[Element data from apps and pages]
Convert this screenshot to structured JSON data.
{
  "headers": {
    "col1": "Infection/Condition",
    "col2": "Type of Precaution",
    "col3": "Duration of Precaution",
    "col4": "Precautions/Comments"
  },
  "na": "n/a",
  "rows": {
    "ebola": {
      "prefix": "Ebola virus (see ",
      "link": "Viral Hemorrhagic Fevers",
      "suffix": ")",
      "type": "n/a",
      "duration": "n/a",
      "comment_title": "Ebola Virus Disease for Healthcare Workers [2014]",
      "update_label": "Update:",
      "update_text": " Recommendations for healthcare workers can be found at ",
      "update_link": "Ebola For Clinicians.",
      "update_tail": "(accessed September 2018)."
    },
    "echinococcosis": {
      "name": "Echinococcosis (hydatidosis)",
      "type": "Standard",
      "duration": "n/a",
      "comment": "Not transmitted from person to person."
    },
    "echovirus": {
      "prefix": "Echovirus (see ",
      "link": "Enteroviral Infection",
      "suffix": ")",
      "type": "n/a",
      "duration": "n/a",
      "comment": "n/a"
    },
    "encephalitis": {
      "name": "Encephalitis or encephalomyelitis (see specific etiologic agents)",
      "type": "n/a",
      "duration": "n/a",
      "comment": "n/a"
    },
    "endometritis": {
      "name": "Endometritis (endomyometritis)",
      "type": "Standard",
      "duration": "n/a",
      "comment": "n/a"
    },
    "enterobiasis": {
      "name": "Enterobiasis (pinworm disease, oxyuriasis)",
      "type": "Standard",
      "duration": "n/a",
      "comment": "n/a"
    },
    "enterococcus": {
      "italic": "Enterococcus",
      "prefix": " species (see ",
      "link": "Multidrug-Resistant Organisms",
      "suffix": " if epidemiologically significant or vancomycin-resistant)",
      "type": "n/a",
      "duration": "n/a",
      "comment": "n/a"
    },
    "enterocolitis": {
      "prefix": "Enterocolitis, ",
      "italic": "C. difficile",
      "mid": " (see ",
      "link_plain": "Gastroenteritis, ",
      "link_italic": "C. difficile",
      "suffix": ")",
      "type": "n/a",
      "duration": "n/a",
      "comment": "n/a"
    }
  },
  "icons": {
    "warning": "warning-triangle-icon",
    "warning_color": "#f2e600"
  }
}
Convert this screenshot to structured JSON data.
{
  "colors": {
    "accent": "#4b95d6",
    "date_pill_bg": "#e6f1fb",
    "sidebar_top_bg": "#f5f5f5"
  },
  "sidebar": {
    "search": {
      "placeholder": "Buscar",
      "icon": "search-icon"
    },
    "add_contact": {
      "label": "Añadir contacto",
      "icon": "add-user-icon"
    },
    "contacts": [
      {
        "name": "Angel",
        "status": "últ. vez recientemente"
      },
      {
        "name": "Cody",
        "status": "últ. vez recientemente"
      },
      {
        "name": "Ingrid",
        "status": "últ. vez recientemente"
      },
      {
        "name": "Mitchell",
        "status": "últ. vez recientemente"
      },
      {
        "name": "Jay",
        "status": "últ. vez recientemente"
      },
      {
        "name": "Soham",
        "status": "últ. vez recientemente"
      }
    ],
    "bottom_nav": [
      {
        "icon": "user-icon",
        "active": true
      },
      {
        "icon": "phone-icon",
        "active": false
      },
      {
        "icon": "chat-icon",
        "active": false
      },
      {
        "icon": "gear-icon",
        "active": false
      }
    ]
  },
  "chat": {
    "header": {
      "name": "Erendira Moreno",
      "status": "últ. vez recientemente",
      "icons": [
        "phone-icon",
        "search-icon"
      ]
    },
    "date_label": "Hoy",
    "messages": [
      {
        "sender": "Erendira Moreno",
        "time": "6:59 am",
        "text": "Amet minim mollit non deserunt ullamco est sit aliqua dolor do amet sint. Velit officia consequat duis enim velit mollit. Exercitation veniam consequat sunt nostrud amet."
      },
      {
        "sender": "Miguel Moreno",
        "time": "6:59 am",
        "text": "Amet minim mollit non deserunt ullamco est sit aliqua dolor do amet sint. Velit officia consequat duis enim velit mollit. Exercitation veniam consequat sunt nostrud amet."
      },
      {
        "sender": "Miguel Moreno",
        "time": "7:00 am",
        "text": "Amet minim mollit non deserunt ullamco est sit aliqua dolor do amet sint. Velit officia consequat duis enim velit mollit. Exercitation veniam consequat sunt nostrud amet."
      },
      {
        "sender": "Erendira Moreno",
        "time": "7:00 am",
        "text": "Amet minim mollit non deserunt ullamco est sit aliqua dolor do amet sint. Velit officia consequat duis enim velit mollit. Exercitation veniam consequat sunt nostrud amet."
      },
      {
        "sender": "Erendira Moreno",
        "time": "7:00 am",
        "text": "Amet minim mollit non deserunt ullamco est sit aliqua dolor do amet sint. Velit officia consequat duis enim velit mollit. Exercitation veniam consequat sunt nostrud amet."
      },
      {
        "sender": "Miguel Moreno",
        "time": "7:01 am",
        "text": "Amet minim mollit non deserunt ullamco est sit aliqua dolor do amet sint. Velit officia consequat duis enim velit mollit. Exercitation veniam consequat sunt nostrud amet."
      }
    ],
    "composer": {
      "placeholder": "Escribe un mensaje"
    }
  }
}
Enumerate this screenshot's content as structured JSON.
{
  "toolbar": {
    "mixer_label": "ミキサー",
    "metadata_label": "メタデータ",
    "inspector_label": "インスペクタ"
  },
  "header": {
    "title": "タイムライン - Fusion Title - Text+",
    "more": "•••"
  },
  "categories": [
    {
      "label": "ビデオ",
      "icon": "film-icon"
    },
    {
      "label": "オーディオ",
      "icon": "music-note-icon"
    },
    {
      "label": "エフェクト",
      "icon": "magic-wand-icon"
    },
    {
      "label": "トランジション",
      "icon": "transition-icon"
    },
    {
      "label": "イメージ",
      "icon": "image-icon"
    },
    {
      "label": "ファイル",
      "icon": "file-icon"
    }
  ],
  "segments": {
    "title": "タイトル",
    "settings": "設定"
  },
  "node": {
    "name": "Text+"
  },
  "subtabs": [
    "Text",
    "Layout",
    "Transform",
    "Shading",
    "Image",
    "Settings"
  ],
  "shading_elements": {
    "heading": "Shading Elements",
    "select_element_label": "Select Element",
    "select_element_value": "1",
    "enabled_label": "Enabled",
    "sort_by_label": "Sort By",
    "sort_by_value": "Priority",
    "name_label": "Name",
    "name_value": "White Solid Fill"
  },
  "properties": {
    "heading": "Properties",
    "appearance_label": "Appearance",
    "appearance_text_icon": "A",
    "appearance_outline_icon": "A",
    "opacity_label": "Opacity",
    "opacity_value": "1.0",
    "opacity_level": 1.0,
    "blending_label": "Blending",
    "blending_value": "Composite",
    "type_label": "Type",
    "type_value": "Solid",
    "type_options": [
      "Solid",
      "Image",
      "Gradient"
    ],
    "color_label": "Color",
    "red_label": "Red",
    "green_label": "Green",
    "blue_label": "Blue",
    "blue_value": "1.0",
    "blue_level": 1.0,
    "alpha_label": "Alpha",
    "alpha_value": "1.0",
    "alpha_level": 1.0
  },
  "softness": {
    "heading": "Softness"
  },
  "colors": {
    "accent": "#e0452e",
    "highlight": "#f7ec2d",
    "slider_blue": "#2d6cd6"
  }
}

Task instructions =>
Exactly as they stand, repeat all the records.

Task response =>
Convert this screenshot to structured JSON data.
{
  "headers": {
    "col1": "Infection/Condition",
    "col2": "Type of Precaution",
    "col3": "Duration of Precaution",
    "col4": "Precautions/Comments"
  },
  "na": "n/a",
  "rows": {
    "ebola": {
      "prefix": "Ebola virus (see ",
      "link": "Viral Hemorrhagic Fevers",
      "suffix": ")",
      "type": "n/a",
      "duration": "n/a",
      "comment_title": "Ebola Virus Disease for Healthcare Workers [2014]",
      "update_label": "Update:",
      "update_text": " Recommendations for healthcare workers can be found at ",
      "update_link": "Ebola For Clinicians.",
      "update_tail": "(accessed September 2018)."
    },
    "echinococcosis": {
      "name": "Echinococcosis (hydatidosis)",
      "type": "Standard",
      "duration": "n/a",
      "comment": "Not transmitted from person to person."
    },
    "echovirus": {
      "prefix": "Echovirus (see ",
      "link": "Enteroviral Infection",
      "suffix": ")",
      "type": "n/a",
      "duration": "n/a",
      "comment": "n/a"
    },
    "encephalitis": {
      "name": "Encephalitis or encephalomyelitis (see specific etiologic agents)",
      "type": "n/a",
      "duration": "n/a",
      "comment": "n/a"
    },
    "endometritis": {
      "name": "Endometritis (endomyometritis)",
      "type": "Standard",
      "duration": "n/a",
      "comment": "n/a"
    },
    "enterobiasis": {
      "name": "Enterobiasis (pinworm disease, oxyuriasis)",
      "type": "Standard",
      "duration": "n/a",
      "comment": "n/a"
    },
    "enterococcus": {
      "italic": "Enterococcus",
      "prefix": " species (see ",
      "link": "Multidrug-Resistant Organisms",
      "suffix": " if epidemiologically significant or vancomycin-resistant)",
      "type": "n/a",
      "duration": "n/a",
      "comment": "n/a"
    },
    "enterocolitis": {
      "prefix": "Enterocolitis, ",
      "italic": "C. difficile",
      "mid": " (see ",
      "link_plain": "Gastroenteritis, ",
      "link_italic": "C. difficile",
      "suffix": ")",
      "type": "n/a",
      "duration": "n/a",
      "comment": "n/a"
    }
  },
  "icons": {
    "warning": "warning-triangle-icon",
    "warning_color": "#f2e600"
  }
}
Convert this screenshot to structured JSON data.
{
  "colors": {
    "accent": "#4b95d6",
    "date_pill_bg": "#e6f1fb",
    "sidebar_top_bg": "#f5f5f5"
  },
  "sidebar": {
    "search": {
      "placeholder": "Buscar",
      "icon": "search-icon"
    },
    "add_contact": {
      "label": "Añadir contacto",
      "icon": "add-user-icon"
    },
    "contacts": [
      {
        "name": "Angel",
        "status": "últ. vez recientemente"
      },
      {
        "name": "Cody",
        "status": "últ. vez recientemente"
      },
      {
        "name": "Ingrid",
        "status": "últ. vez recientemente"
      },
      {
        "name": "Mitchell",
        "status": "últ. vez recientemente"
      },
      {
        "name": "Jay",
        "status": "últ. vez recientemente"
      },
      {
        "name": "Soham",
        "status": "últ. vez recientemente"
      }
    ],
    "bottom_nav": [
      {
        "icon": "user-icon",
        "active": true
      },
      {
        "icon": "phone-icon",
        "active": false
      },
      {
        "icon": "chat-icon",
        "active": false
      },
      {
        "icon": "gear-icon",
        "active": false
      }
    ]
  },
  "chat": {
    "header": {
      "name": "Erendira Moreno",
      "status": "últ. vez recientemente",
      "icons": [
        "phone-icon",
        "search-icon"
      ]
    },
    "date_label": "Hoy",
    "messages": [
      {
        "sender": "Erendira Moreno",
        "time": "6:59 am",
        "text": "Amet minim mollit non deserunt ullamco est sit aliqua dolor do amet sint. Velit officia consequat duis enim velit mollit. Exercitation veniam consequat sunt nostrud amet."
      },
      {
        "sender": "Miguel Moreno",
        "time": "6:59 am",
        "text": "Amet minim mollit non deserunt ullamco est sit aliqua dolor do amet sint. Velit officia consequat duis enim velit mollit. Exercitation veniam consequat sunt nostrud amet."
      },
      {
        "sender": "Miguel Moreno",
        "time": "7:00 am",
        "text": "Amet minim mollit non deserunt ullamco est sit aliqua dolor do amet sint. Velit officia consequat duis enim velit mollit. Exercitation veniam consequat sunt nostrud amet."
      },
      {
        "sender": "Erendira Moreno",
        "time": "7:00 am",
        "text": "Amet minim mollit non deserunt ullamco est sit aliqua dolor do amet sint. Velit officia consequat duis enim velit mollit. Exercitation veniam consequat sunt nostrud amet."
      },
      {
        "sender": "Erendira Moreno",
        "time": "7:00 am",
        "text": "Amet minim mollit non deserunt ullamco est sit aliqua dolor do amet sint. Velit officia consequat duis enim velit mollit. Exercitation veniam consequat sunt nostrud amet."
      },
      {
        "sender": "Miguel Moreno",
        "time": "7:01 am",
        "text": "Amet minim mollit non deserunt ullamco est sit aliqua dolor do amet sint. Velit officia consequat duis enim velit mollit. Exercitation veniam consequat sunt nostrud amet."
      }
    ],
    "composer": {
      "placeholder": "Escribe un mensaje"
    }
  }
}
Enumerate this screenshot's content as structured JSON.
{
  "toolbar": {
    "mixer_label": "ミキサー",
    "metadata_label": "メタデータ",
    "inspector_label": "インスペクタ"
  },
  "header": {
    "title": "タイムライン - Fusion Title - Text+",
    "more": "•••"
  },
  "categories": [
    {
      "label": "ビデオ",
      "icon": "film-icon"
    },
    {
      "label": "オーディオ",
      "icon": "music-note-icon"
    },
    {
      "label": "エフェクト",
      "icon": "magic-wand-icon"
    },
    {
      "label": "トランジション",
      "icon": "transition-icon"
    },
    {
      "label": "イメージ",
      "icon": "image-icon"
    },
    {
      "label": "ファイル",
      "icon": "file-icon"
    }
  ],
  "segments": {
    "title": "タイトル",
    "settings": "設定"
  },
  "node": {
    "name": "Text+"
  },
  "subtabs": [
    "Text",
    "Layout",
    "Transform",
    "Shading",
    "Image",
    "Settings"
  ],
  "shading_elements": {
    "heading": "Shading Elements",
    "select_element_label": "Select Element",
    "select_element_value": "1",
    "enabled_label": "Enabled",
    "sort_by_label": "Sort By",
    "sort_by_value": "Priority",
    "name_label": "Name",
    "name_value": "White Solid Fill"
  },
  "properties": {
    "heading": "Properties",
    "appearance_label": "Appearance",
    "appearance_text_icon": "A",
    "appearance_outline_icon": "A",
    "opacity_label": "Opacity",
    "opacity_value": "1.0",
    "opacity_level": 1.0,
    "blending_label": "Blending",
    "blending_value": "Composite",
    "type_label": "Type",
    "type_value": "Solid",
    "type_options": [
      "Solid",
      "Image",
      "Gradient"
    ],
    "color_label": "Color",
    "red_label": "Red",
    "green_label": "Green",
    "blue_label": "Blue",
    "blue_value": "1.0",
    "blue_level": 1.0,
    "alpha_label": "Alpha",
    "alpha_value": "1.0",
    "alpha_level": 1.0
  },
  "softness": {
    "heading": "Softness"
  },
  "colors": {
    "accent": "#e0452e",
    "highlight": "#f7ec2d",
    "slider_blue": "#2d6cd6"
  }
}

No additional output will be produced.